The spiritual life can be treacherous.  This world will throw so much at us to try to frighten us, to deter us from reaching our goal and to attempt to hold us from the peace that God alone can give.  Every one of us must ascend the mountain to find God.  Not literally of course, but the mountain that is our heart.  May we all seek the Lord every day and stop giving into the buffeting winds of the world.
I hope to see you at the summit!

Fr. Ed Namiotka


The Saint Bruno Scenic Viewing Center (on a clear day!)

Tuesday, October 8, 2013

Je Me Souviens

Dear Parishioners,

After finishing our Trappist retreat at the Abbey of the Genesee, my two priest-friends and I decided to spend a couple days in Canada.  Our destination was Montreal, Québec. We had been there briefly last year, visiting a few of the religious sights and we wished to return to spend a bit more time in this beautiful city with such a rich Catholic past.
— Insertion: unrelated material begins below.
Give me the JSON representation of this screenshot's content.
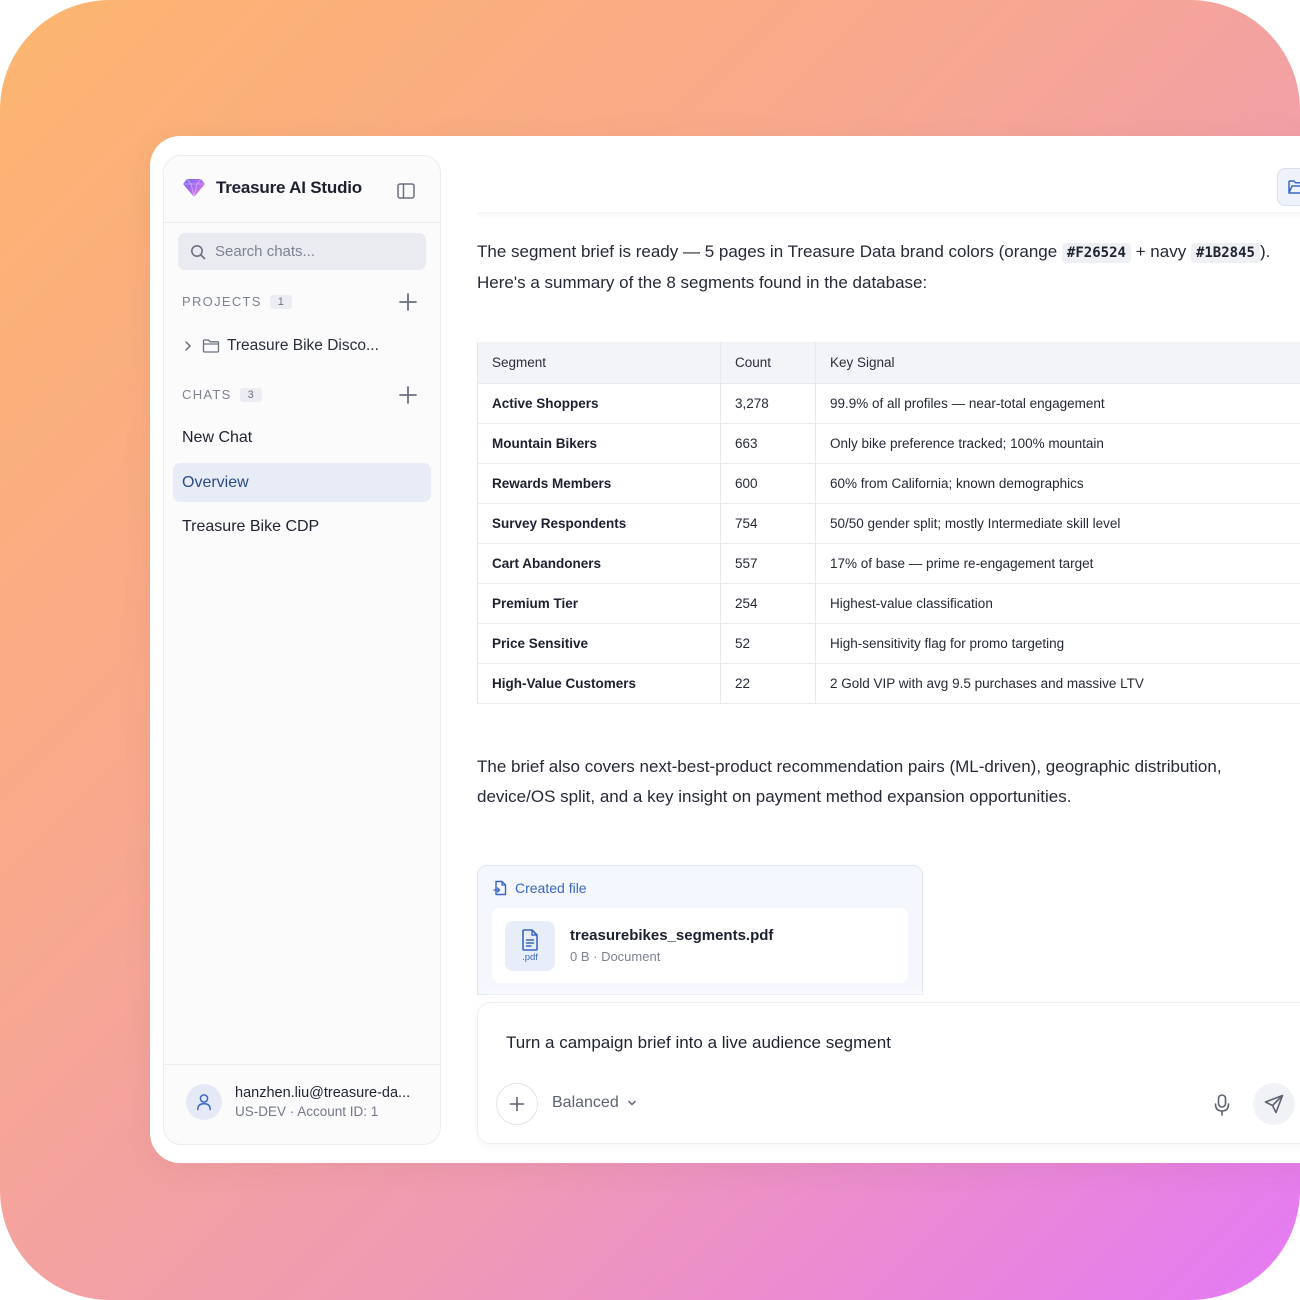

Our first stop was the famous Oratory of St. Joseph at the highest point of the city.  There we prayed at the burial place of St. André BessetteBrother André (as he was better known) of the Congregation of the Holy Cross, was the humble porter responsible for the building of this massive basilica dedicated to the honor of St. Joseph.  Then it was off to the old part of the city where we visited the famous Notre-Dame Basilica and the Notre-Dame-de-Bons-Secours Chapel.  In the chapel, we prayed at the tomb of St. Marguerite Bourgeoys, Canada’s first woman saint, who founded the Congregation of Notre Dame.

The next day it was off to the Co-Cathedral of Saint-Antione-de-Padoue (St. Anthony of Padua) in Longueuil, Québec where we found the remains of Blessed Marie-Rose Durocher entombed at a side altar.  Blessed Marie-Rose was the foundress of the Sisters of the Holy Names of Jesus and Mary.  It just happened to be her feast day (October 6) and we arrived to observe a special celebration with the bishop in this co-cathedral.

All through our travels in this part of French Canada known as Québec, we could not but notice the tremendous Catholic influence on the history of the people.  The streets, buildings and various other locations had Catholic saint names.  The many Catholic churches were a magnificent tribute to the honor and glory of God, filled with the stories of saints and martyrs.

The license plates of the cars of Québec province carry the interesting motto: Je me souviens (I remember).  What exactly does it mean?  On June 24, 1895, Canadian historian Thomas Chapais, during a speech given for the occasion of the unveiling of a statue honoring a military hero, said the following:

My hope and prayer is that they (and we) remember the rich Catholic faith that is such an important part of our tradition.  In this Year of Faith, may we remember the North American martyrs and the many holy saints and founders of religious orders who worked tirelessly to bring and to establish our Catholic faith on this continent.

May their many sacrifices never go in vain.  May we, as Catholics, remember who we are and where we came from, now and forever.

Fr. Ed Namiotka


Co-Cathedral of St. Anthony of Padua, Longueuil

The Oratory of St. Joseph, Montreal